What the task asks: Would you restate each line of the data below word for word, without its pictures?

Data under study:
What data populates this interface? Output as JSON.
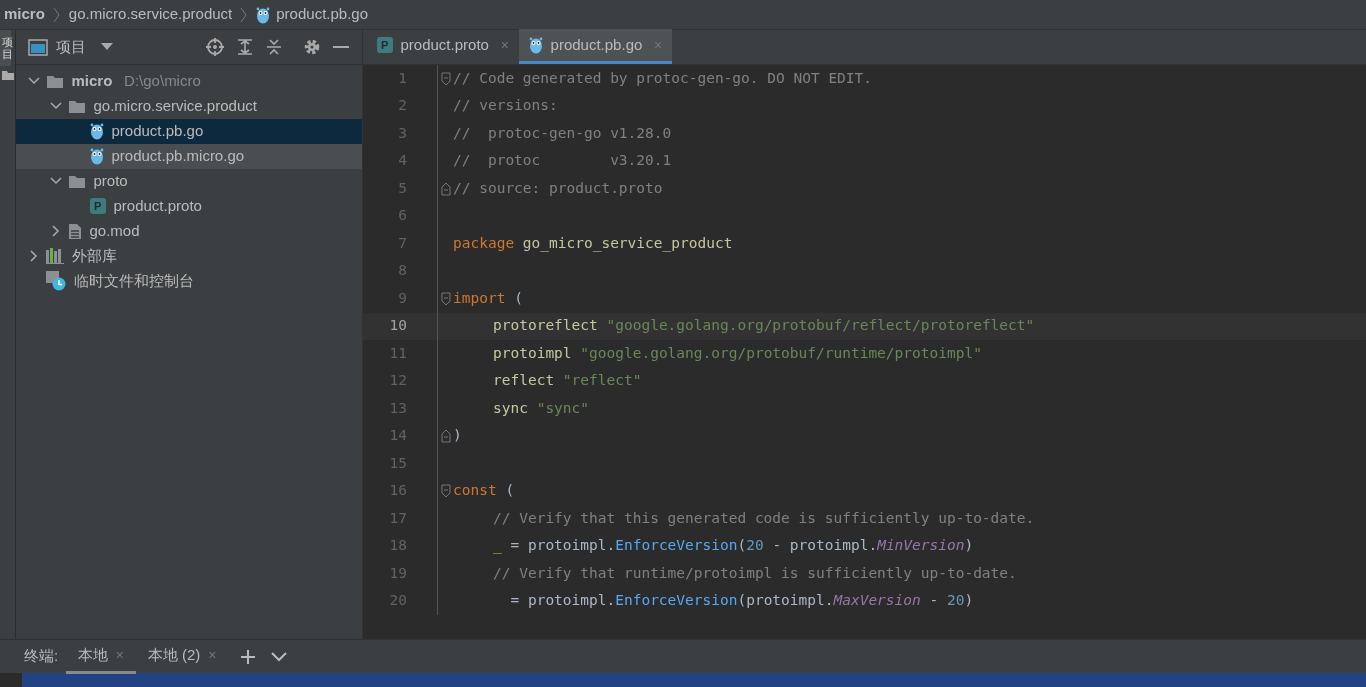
{
  "breadcrumb": [
    {
      "label": "micro",
      "kind": "root"
    },
    {
      "label": "go.micro.service.product",
      "kind": "folder"
    },
    {
      "label": "product.pb.go",
      "kind": "gofile"
    }
  ],
  "side_strip": {
    "label": "项目"
  },
  "project_panel": {
    "title": "项目"
  },
  "tree": [
    {
      "label": "micro",
      "path": "D:\\go\\micro",
      "kind": "folder",
      "expanded": true,
      "selected": false,
      "children": [
        {
          "label": "go.micro.service.product",
          "kind": "folder",
          "expanded": true,
          "selected": false,
          "children": [
            {
              "label": "product.pb.go",
              "kind": "gofile",
              "selected": true
            },
            {
              "label": "product.pb.micro.go",
              "kind": "gofile",
              "selected": false,
              "hovered": true
            }
          ]
        },
        {
          "label": "proto",
          "kind": "folder",
          "expanded": true,
          "selected": false,
          "children": [
            {
              "label": "product.proto",
              "kind": "proto",
              "icon_letter": "P",
              "selected": false
            }
          ]
        },
        {
          "label": "go.mod",
          "kind": "mod",
          "expanded": false,
          "selected": false
        }
      ]
    },
    {
      "label": "外部库",
      "kind": "library",
      "expanded": false,
      "selected": false
    },
    {
      "label": "临时文件和控制台",
      "kind": "scratch",
      "selected": false
    }
  ],
  "tabs": [
    {
      "label": "product.proto",
      "kind": "proto",
      "icon_letter": "P",
      "close": "×",
      "selected": false
    },
    {
      "label": "product.pb.go",
      "kind": "gofile",
      "close": "×",
      "selected": true
    }
  ],
  "code_lines": [
    {
      "number": "1",
      "fold_start": true,
      "tokens": [
        {
          "t": "// Code generated by protoc-gen-go. DO NOT EDIT.",
          "kind": "comment"
        }
      ]
    },
    {
      "number": "2",
      "tokens": [
        {
          "t": "// versions:",
          "kind": "comment"
        }
      ]
    },
    {
      "number": "3",
      "tokens": [
        {
          "t": "//  protoc-gen-go v1.28.0",
          "kind": "comment"
        }
      ]
    },
    {
      "number": "4",
      "tokens": [
        {
          "t": "//  protoc        v3.20.1",
          "kind": "comment"
        }
      ]
    },
    {
      "number": "5",
      "fold_end": true,
      "tokens": [
        {
          "t": "// source: product.proto",
          "kind": "comment"
        }
      ]
    },
    {
      "number": "6"
    },
    {
      "number": "7",
      "tokens": [
        {
          "t": "package",
          "kind": "keyword"
        },
        {
          "t": "go_micro_service_product",
          "kind": "ident"
        }
      ]
    },
    {
      "number": "8"
    },
    {
      "number": "9",
      "fold_start": true,
      "tokens": [
        {
          "t": "import",
          "kind": "keyword"
        },
        {
          "t": "(",
          "kind": "plain"
        }
      ]
    },
    {
      "number": "10",
      "current": true,
      "indented": true,
      "tokens": [
        {
          "t": "protoreflect",
          "kind": "ident"
        },
        {
          "t": "\"google.golang.org/protobuf/reflect/protoreflect\"",
          "kind": "string"
        }
      ]
    },
    {
      "number": "11",
      "indented": true,
      "tokens": [
        {
          "t": "protoimpl",
          "kind": "ident"
        },
        {
          "t": "\"google.golang.org/protobuf/runtime/protoimpl\"",
          "kind": "string"
        }
      ]
    },
    {
      "number": "12",
      "indented": true,
      "tokens": [
        {
          "t": "reflect",
          "kind": "ident"
        },
        {
          "t": "\"reflect\"",
          "kind": "string"
        }
      ]
    },
    {
      "number": "13",
      "indented": true,
      "tokens": [
        {
          "t": "sync",
          "kind": "ident"
        },
        {
          "t": "\"sync\"",
          "kind": "string"
        }
      ]
    },
    {
      "number": "14",
      "fold_end": true,
      "tokens": [
        {
          "t": ")",
          "kind": "plain"
        }
      ]
    },
    {
      "number": "15"
    },
    {
      "number": "16",
      "fold_start": true,
      "tokens": [
        {
          "t": "const",
          "kind": "keyword"
        },
        {
          "t": "(",
          "kind": "plain"
        }
      ]
    },
    {
      "number": "17",
      "indented": true,
      "tokens": [
        {
          "t": "// Verify that this generated code is sufficiently up-to-date.",
          "kind": "comment"
        }
      ]
    },
    {
      "number": "18",
      "indented": true,
      "tokens": [
        {
          "t": "_",
          "kind": "blank"
        },
        {
          "t": "= protoimpl.",
          "kind": "plain"
        },
        {
          "t": "EnforceVersion",
          "kind": "func"
        },
        {
          "t": "(",
          "kind": "plain"
        },
        {
          "t": "20",
          "kind": "number"
        },
        {
          "t": " - protoimpl.",
          "kind": "plain"
        },
        {
          "t": "MinVersion",
          "kind": "field"
        },
        {
          "t": ")",
          "kind": "plain"
        }
      ]
    },
    {
      "number": "19",
      "indented": true,
      "tokens": [
        {
          "t": "// Verify that runtime/protoimpl is sufficiently up-to-date.",
          "kind": "comment"
        }
      ]
    },
    {
      "number": "20",
      "indented": true,
      "tokens": [
        {
          "t": "  = protoimpl.",
          "kind": "plain"
        },
        {
          "t": "EnforceVersion",
          "kind": "func"
        },
        {
          "t": "(protoimpl.",
          "kind": "plain"
        },
        {
          "t": "MaxVersion",
          "kind": "field"
        },
        {
          "t": " - ",
          "kind": "plain"
        },
        {
          "t": "20",
          "kind": "number"
        },
        {
          "t": ")",
          "kind": "plain"
        }
      ]
    }
  ],
  "terminal": {
    "title": "终端:",
    "tabs": [
      {
        "label": "本地",
        "close": "×",
        "selected": true
      },
      {
        "label": "本地 (2)",
        "close": "×",
        "selected": false
      }
    ]
  }
}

Exercise output:
What data populates this interface? Output as JSON.
{
  "breadcrumb": [
    {
      "label": "micro",
      "kind": "root"
    },
    {
      "label": "go.micro.service.product",
      "kind": "folder"
    },
    {
      "label": "product.pb.go",
      "kind": "gofile"
    }
  ],
  "side_strip": {
    "label": "项目"
  },
  "project_panel": {
    "title": "项目"
  },
  "tree": [
    {
      "label": "micro",
      "path": "D:\\go\\micro",
      "kind": "folder",
      "expanded": true,
      "selected": false,
      "children": [
        {
          "label": "go.micro.service.product",
          "kind": "folder",
          "expanded": true,
          "selected": false,
          "children": [
            {
              "label": "product.pb.go",
              "kind": "gofile",
              "selected": true
            },
            {
              "label": "product.pb.micro.go",
              "kind": "gofile",
              "selected": false,
              "hovered": true
            }
          ]
        },
        {
          "label": "proto",
          "kind": "folder",
          "expanded": true,
          "selected": false,
          "children": [
            {
              "label": "product.proto",
              "kind": "proto",
              "icon_letter": "P",
              "selected": false
            }
          ]
        },
        {
          "label": "go.mod",
          "kind": "mod",
          "expanded": false,
          "selected": false
        }
      ]
    },
    {
      "label": "外部库",
      "kind": "library",
      "expanded": false,
      "selected": false
    },
    {
      "label": "临时文件和控制台",
      "kind": "scratch",
      "selected": false
    }
  ],
  "tabs": [
    {
      "label": "product.proto",
      "kind": "proto",
      "icon_letter": "P",
      "close": "×",
      "selected": false
    },
    {
      "label": "product.pb.go",
      "kind": "gofile",
      "close": "×",
      "selected": true
    }
  ],
  "code_lines": [
    {
      "number": "1",
      "fold_start": true,
      "tokens": [
        {
          "t": "// Code generated by protoc-gen-go. DO NOT EDIT.",
          "kind": "comment"
        }
      ]
    },
    {
      "number": "2",
      "tokens": [
        {
          "t": "// versions:",
          "kind": "comment"
        }
      ]
    },
    {
      "number": "3",
      "tokens": [
        {
          "t": "//  protoc-gen-go v1.28.0",
          "kind": "comment"
        }
      ]
    },
    {
      "number": "4",
      "tokens": [
        {
          "t": "//  protoc        v3.20.1",
          "kind": "comment"
        }
      ]
    },
    {
      "number": "5",
      "fold_end": true,
      "tokens": [
        {
          "t": "// source: product.proto",
          "kind": "comment"
        }
      ]
    },
    {
      "number": "6"
    },
    {
      "number": "7",
      "tokens": [
        {
          "t": "package",
          "kind": "keyword"
        },
        {
          "t": "go_micro_service_product",
          "kind": "ident"
        }
      ]
    },
    {
      "number": "8"
    },
    {
      "number": "9",
      "fold_start": true,
      "tokens": [
        {
          "t": "import",
          "kind": "keyword"
        },
        {
          "t": "(",
          "kind": "plain"
        }
      ]
    },
    {
      "number": "10",
      "current": true,
      "indented": true,
      "tokens": [
        {
          "t": "protoreflect",
          "kind": "ident"
        },
        {
          "t": "\"google.golang.org/protobuf/reflect/protoreflect\"",
          "kind": "string"
        }
      ]
    },
    {
      "number": "11",
      "indented": true,
      "tokens": [
        {
          "t": "protoimpl",
          "kind": "ident"
        },
        {
          "t": "\"google.golang.org/protobuf/runtime/protoimpl\"",
          "kind": "string"
        }
      ]
    },
    {
      "number": "12",
      "indented": true,
      "tokens": [
        {
          "t": "reflect",
          "kind": "ident"
        },
        {
          "t": "\"reflect\"",
          "kind": "string"
        }
      ]
    },
    {
      "number": "13",
      "indented": true,
      "tokens": [
        {
          "t": "sync",
          "kind": "ident"
        },
        {
          "t": "\"sync\"",
          "kind": "string"
        }
      ]
    },
    {
      "number": "14",
      "fold_end": true,
      "tokens": [
        {
          "t": ")",
          "kind": "plain"
        }
      ]
    },
    {
      "number": "15"
    },
    {
      "number": "16",
      "fold_start": true,
      "tokens": [
        {
          "t": "const",
          "kind": "keyword"
        },
        {
          "t": "(",
          "kind": "plain"
        }
      ]
    },
    {
      "number": "17",
      "indented": true,
      "tokens": [
        {
          "t": "// Verify that this generated code is sufficiently up-to-date.",
          "kind": "comment"
        }
      ]
    },
    {
      "number": "18",
      "indented": true,
      "tokens": [
        {
          "t": "_",
          "kind": "blank"
        },
        {
          "t": "= protoimpl.",
          "kind": "plain"
        },
        {
          "t": "EnforceVersion",
          "kind": "func"
        },
        {
          "t": "(",
          "kind": "plain"
        },
        {
          "t": "20",
          "kind": "number"
        },
        {
          "t": " - protoimpl.",
          "kind": "plain"
        },
        {
          "t": "MinVersion",
          "kind": "field"
        },
        {
          "t": ")",
          "kind": "plain"
        }
      ]
    },
    {
      "number": "19",
      "indented": true,
      "tokens": [
        {
          "t": "// Verify that runtime/protoimpl is sufficiently up-to-date.",
          "kind": "comment"
        }
      ]
    },
    {
      "number": "20",
      "indented": true,
      "tokens": [
        {
          "t": "  = protoimpl.",
          "kind": "plain"
        },
        {
          "t": "EnforceVersion",
          "kind": "func"
        },
        {
          "t": "(protoimpl.",
          "kind": "plain"
        },
        {
          "t": "MaxVersion",
          "kind": "field"
        },
        {
          "t": " - ",
          "kind": "plain"
        },
        {
          "t": "20",
          "kind": "number"
        },
        {
          "t": ")",
          "kind": "plain"
        }
      ]
    }
  ],
  "terminal": {
    "title": "终端:",
    "tabs": [
      {
        "label": "本地",
        "close": "×",
        "selected": true
      },
      {
        "label": "本地 (2)",
        "close": "×",
        "selected": false
      }
    ]
  }
}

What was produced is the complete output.